Ukraine is holding fire until more Western armoured vehicles arrive before it starts its long-awaited counteroffensive to recapture Russian-occupied territory, President Volodymyr Zelenskiy said in an interview released on Thursday.
"We still need a bit more time," Zelenskiy said in the interview with European broadcasters, according to Britain's BBC.
Ukrainian forces had already received enough equipment from Western allies for a campaign, but some of the promised armoured vehicles were still arriving. Waiting a bit longer for them would reduce casualties, he said.
"With [what we have] we can go forward and be successful," he said. "But we'd lose a lot of people. I think that's unacceptable."
The war in Ukraine is at a turning point, with Kyiv poised to unleash its new counterstrike after six months of keeping its forces on the defensive, while Russia mounted a huge winter offensive that failed to capture significant territory.

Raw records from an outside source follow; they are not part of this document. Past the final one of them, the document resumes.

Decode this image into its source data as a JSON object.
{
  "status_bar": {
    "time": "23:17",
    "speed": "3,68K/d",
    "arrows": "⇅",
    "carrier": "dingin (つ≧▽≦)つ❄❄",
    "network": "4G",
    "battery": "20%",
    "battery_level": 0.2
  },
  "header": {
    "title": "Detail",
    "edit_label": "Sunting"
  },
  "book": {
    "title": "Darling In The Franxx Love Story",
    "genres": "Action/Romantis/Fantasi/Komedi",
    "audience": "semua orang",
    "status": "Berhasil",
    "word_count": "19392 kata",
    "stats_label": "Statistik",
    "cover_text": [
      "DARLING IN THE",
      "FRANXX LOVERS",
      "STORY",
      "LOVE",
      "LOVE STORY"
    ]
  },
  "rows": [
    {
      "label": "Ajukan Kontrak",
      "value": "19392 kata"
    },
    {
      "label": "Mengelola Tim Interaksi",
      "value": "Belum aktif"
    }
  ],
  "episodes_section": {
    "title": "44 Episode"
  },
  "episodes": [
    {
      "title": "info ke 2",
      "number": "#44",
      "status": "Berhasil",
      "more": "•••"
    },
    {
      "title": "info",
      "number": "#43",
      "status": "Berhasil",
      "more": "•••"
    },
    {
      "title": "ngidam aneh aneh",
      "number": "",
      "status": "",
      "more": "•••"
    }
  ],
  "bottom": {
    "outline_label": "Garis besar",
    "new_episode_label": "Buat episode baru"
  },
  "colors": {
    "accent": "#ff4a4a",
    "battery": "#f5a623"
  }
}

Western allies are sending hundreds of tanks and armoured vehicles to Ukraine for its counteroffensive and have trained thousands of Ukrainian troops abroad.
Moscow's main target for months has been the small eastern Ukrainian city of Bakhmut, which it has come close to capturing but not quite taken in what would be its sole prize after months of the bloodiest ground combat in Europe since World War II.
In recent days Ukraine has claimed successes on the city's outskirts. Both a Ukrainian unit and the leader of Russia's Wagner private army say a Russian brigade fled its positions on Tuesday, giving up a swathe of land southwest of Bakhmut.
The commander of Ukraine's ground forces said on Wednesday that Russian forces had retreated in places by as much as 2 km at the front line.
The Russian defence ministry has not commented on those reports but in remarks overnight Kremlin spokesman Dmitry Peskov acknowledged that the war was "very difficult".
He said he had no doubt that Bakhmut "will be captured and will be kept under control".
In Brussels, NATO's top military official said the war would increasingly be a battle between large numbers of poorly trained Russian troops with outdated equipment and a smaller Ukrainian force with better Western weapons and training.
Admiral Rob Bauer, a Dutch officer who is chair of NATO's military committee, said Russia was deploying T-54 tanks - an old model designed in the years after World War Two.